An Abbotsford educator recently left for Uganda, where she will teach former child soldiers and children who have been orphaned by war.

Amy Schmidt made a music video with Ugandan children during her first trip there.

Amy Schmidt made a music video with Ugandan children during her first trip there.

An Abbotsford educator recently left for Uganda, where she will teach former child soldiers and children who have been orphaned by war.

Amy Schmidt was already in Uganda last July for six weeks, working with the Lighthouse Primary School, a facility run by the Uganda Jesus Village. It is just outside of Kampala, the largest city in Uganda. Now she will return for a full semester, or four months.

Schmidt’s father had adventures in Africa, and she has made a personal study of the problems in African, and the strife in Uganda in particular.

Children in Northern Uganda are abducted into the Lord’s Resistance Army, a sectarian group which wants to replace the Ugandan government with a theocratic state. The LRA and its leader Joseph Kony have been accused of murder and atrocities against civilians. The LRA has been waging war in the country for 23 years. That, and a rampant AIDS epidemic, has left the country with 2.3 million orphans. Half of the population is under the age of 18.

Schmidt said the 200-or-so orphans at the Lighthouse Primary School have all been affected by war. Some have seen their entire villages relocated, some saw their parents or grandparents murdered, and many were forced to take up arms for the LRA.

Despite the tragedies they have suffered, Schmidt found the kids to be not so different from the children she teaches in the Abbotsford Public school system. They love to borrow an iPod and listen to music, which is a huge part of their culture, or ham it up for a photo.

“That’s what I was most surprised by – how much they reminded me of normal kids.”

During her first trip there, Schmidt made a music video with Lighthouse kids, and it was soon running on Ugandan television. It can be seen on Youtube by searching “Uganda Just Wanna Dance.” She said it has a simple message: “They should be able to just be kids, and dance and sing.”

She said the work of the Uganda Jesus Village brings hope to the situation.
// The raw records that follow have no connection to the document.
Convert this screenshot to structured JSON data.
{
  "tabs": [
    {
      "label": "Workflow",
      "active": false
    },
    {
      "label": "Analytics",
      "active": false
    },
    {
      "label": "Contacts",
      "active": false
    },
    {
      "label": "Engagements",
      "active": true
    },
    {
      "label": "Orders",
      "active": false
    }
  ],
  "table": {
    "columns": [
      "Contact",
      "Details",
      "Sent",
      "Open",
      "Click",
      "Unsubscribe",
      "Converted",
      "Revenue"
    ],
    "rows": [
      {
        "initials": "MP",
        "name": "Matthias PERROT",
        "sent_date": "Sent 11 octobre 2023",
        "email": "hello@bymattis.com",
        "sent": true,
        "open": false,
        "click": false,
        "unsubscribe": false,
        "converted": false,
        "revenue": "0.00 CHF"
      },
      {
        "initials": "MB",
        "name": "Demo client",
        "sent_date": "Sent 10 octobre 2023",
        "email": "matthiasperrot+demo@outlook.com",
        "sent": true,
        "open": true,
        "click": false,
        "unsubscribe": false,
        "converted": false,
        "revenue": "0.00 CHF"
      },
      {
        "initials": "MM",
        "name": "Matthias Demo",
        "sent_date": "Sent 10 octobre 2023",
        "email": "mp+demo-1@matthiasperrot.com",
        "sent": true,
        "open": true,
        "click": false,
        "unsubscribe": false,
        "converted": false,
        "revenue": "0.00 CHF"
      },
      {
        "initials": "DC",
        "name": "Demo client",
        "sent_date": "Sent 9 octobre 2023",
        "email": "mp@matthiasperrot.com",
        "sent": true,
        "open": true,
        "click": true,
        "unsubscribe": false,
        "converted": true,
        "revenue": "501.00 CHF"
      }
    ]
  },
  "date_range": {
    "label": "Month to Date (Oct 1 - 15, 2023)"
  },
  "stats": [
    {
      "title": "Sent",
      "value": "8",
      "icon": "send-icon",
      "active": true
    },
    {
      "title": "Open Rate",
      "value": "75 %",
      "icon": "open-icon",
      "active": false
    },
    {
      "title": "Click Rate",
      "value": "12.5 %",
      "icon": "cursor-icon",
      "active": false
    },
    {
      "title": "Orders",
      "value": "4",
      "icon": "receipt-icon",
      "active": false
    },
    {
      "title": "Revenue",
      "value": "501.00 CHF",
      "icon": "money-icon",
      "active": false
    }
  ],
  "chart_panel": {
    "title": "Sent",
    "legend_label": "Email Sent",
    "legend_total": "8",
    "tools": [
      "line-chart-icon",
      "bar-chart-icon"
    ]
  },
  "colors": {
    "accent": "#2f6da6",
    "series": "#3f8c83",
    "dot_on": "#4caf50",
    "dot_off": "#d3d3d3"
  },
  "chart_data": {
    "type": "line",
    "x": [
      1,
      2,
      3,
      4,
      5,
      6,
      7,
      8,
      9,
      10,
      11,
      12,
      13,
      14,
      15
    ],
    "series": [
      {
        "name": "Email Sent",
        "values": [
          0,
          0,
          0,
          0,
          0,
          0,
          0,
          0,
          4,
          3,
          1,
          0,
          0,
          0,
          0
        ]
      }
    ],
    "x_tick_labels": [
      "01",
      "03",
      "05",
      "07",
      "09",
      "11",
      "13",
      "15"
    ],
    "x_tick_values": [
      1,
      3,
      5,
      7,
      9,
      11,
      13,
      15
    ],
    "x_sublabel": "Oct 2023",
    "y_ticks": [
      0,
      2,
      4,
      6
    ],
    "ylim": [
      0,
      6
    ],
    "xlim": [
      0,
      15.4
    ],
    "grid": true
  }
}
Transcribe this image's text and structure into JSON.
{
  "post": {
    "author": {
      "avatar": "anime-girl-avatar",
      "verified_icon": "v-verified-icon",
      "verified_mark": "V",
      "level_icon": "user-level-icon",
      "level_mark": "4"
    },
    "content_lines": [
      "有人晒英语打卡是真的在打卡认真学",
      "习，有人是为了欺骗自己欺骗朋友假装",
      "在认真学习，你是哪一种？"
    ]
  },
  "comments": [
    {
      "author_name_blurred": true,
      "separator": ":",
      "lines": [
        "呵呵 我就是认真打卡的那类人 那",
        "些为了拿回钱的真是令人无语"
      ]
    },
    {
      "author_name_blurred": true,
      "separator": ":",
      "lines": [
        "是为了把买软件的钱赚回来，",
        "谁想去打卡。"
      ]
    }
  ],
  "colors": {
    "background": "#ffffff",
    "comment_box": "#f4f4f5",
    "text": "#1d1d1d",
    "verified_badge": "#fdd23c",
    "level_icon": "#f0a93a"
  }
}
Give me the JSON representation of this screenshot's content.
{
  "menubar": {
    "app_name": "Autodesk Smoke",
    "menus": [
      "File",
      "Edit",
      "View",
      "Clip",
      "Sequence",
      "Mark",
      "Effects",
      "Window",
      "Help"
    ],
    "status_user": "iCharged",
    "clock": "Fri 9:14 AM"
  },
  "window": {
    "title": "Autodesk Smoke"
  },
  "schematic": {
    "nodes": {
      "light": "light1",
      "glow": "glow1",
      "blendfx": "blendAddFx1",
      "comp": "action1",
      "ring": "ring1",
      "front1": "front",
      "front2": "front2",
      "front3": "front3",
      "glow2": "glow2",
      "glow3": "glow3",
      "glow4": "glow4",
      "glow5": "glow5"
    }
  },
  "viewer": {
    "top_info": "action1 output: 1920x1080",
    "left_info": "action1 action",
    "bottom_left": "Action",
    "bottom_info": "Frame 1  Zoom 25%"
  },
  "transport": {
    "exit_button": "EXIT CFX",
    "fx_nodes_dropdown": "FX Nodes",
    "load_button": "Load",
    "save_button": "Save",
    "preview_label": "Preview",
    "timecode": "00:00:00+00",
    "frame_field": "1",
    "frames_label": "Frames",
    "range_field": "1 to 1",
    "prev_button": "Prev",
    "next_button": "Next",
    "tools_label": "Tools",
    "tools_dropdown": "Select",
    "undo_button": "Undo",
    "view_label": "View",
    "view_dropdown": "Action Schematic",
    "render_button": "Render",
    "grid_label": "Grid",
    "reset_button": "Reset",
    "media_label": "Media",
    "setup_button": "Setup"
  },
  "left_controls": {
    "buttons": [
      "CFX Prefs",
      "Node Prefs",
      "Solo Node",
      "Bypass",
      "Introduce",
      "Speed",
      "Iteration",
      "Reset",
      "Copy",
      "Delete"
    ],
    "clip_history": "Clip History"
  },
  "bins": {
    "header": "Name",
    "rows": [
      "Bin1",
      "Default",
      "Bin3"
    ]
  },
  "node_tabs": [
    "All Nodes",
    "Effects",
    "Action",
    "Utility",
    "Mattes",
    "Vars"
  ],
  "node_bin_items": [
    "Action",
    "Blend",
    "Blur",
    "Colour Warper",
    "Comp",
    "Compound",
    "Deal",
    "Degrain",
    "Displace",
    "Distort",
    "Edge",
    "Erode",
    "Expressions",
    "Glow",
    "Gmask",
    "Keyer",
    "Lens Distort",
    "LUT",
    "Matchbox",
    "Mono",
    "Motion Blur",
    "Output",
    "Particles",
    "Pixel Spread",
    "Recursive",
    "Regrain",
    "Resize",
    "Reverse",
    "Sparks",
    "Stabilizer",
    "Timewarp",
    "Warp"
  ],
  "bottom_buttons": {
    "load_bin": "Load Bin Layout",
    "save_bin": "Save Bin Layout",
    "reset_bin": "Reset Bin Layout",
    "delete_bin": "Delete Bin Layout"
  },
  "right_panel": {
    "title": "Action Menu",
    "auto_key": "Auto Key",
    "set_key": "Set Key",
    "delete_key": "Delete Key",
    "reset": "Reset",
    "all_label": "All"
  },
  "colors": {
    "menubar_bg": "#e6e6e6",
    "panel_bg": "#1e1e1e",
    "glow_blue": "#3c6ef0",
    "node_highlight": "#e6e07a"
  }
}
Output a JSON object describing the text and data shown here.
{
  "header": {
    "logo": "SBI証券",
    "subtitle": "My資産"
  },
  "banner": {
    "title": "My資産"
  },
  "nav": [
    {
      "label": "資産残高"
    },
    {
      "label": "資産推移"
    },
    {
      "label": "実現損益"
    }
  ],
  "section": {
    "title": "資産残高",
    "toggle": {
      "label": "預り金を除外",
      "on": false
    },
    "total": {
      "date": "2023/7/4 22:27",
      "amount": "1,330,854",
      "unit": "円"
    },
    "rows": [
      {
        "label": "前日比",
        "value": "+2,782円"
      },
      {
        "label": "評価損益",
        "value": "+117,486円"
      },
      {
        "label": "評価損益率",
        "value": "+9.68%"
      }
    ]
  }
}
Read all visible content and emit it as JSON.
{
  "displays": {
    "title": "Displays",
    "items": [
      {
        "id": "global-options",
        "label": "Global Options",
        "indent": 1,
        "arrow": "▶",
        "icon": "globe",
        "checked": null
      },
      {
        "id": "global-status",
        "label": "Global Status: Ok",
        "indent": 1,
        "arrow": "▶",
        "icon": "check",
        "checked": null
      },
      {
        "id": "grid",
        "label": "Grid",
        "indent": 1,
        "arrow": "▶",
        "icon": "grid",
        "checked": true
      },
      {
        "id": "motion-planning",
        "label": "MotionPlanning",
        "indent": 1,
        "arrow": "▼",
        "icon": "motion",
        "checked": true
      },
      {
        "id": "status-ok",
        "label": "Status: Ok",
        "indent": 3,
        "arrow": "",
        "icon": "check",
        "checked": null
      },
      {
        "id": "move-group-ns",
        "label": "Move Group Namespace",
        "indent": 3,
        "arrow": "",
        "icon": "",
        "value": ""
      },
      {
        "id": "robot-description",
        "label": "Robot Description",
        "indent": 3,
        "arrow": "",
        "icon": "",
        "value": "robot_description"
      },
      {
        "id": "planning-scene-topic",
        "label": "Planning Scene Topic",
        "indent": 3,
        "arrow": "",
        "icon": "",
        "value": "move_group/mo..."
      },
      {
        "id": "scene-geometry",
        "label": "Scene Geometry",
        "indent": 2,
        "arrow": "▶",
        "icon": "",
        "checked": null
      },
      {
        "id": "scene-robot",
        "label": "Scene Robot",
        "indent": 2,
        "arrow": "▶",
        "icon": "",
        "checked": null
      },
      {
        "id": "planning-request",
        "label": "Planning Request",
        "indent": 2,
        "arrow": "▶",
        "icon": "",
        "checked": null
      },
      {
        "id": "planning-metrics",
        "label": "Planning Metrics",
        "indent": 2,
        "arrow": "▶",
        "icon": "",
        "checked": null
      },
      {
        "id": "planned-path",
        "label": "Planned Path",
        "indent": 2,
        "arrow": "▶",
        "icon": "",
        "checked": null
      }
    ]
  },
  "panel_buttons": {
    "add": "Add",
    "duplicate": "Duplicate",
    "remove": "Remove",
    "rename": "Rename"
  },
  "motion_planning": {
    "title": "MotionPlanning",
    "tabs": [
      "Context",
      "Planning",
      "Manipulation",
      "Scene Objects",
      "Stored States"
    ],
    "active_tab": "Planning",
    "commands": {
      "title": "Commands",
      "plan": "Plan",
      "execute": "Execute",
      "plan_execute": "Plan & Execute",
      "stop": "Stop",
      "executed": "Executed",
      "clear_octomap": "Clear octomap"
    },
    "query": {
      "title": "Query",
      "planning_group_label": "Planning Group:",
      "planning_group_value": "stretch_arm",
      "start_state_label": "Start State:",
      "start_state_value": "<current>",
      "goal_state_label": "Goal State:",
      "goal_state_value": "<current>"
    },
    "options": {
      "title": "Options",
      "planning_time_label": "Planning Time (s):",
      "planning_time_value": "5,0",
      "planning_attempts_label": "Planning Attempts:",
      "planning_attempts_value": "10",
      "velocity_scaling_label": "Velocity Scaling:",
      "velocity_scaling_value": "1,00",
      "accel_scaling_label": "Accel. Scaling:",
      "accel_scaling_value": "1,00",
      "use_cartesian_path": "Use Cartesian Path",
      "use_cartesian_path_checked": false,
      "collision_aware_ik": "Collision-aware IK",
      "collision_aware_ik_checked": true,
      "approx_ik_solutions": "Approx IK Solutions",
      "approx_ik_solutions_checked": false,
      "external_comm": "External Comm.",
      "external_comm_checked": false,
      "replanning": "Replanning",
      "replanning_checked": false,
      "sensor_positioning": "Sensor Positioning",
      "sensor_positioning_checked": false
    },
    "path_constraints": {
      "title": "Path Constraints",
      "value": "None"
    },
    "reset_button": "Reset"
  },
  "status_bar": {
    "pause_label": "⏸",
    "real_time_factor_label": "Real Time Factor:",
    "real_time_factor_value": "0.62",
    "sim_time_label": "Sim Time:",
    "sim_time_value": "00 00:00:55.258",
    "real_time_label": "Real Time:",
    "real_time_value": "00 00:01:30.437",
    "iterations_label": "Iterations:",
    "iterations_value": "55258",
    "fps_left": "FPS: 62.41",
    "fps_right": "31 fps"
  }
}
The job of the teachers at Lighthouse is to raise children to be future leaders.

“As a teacher, you always want to inspire,” said Schmidt. “But their story speaks for itself – no matter what has happened to you, don’t let it stop you from being what you are meant to be.”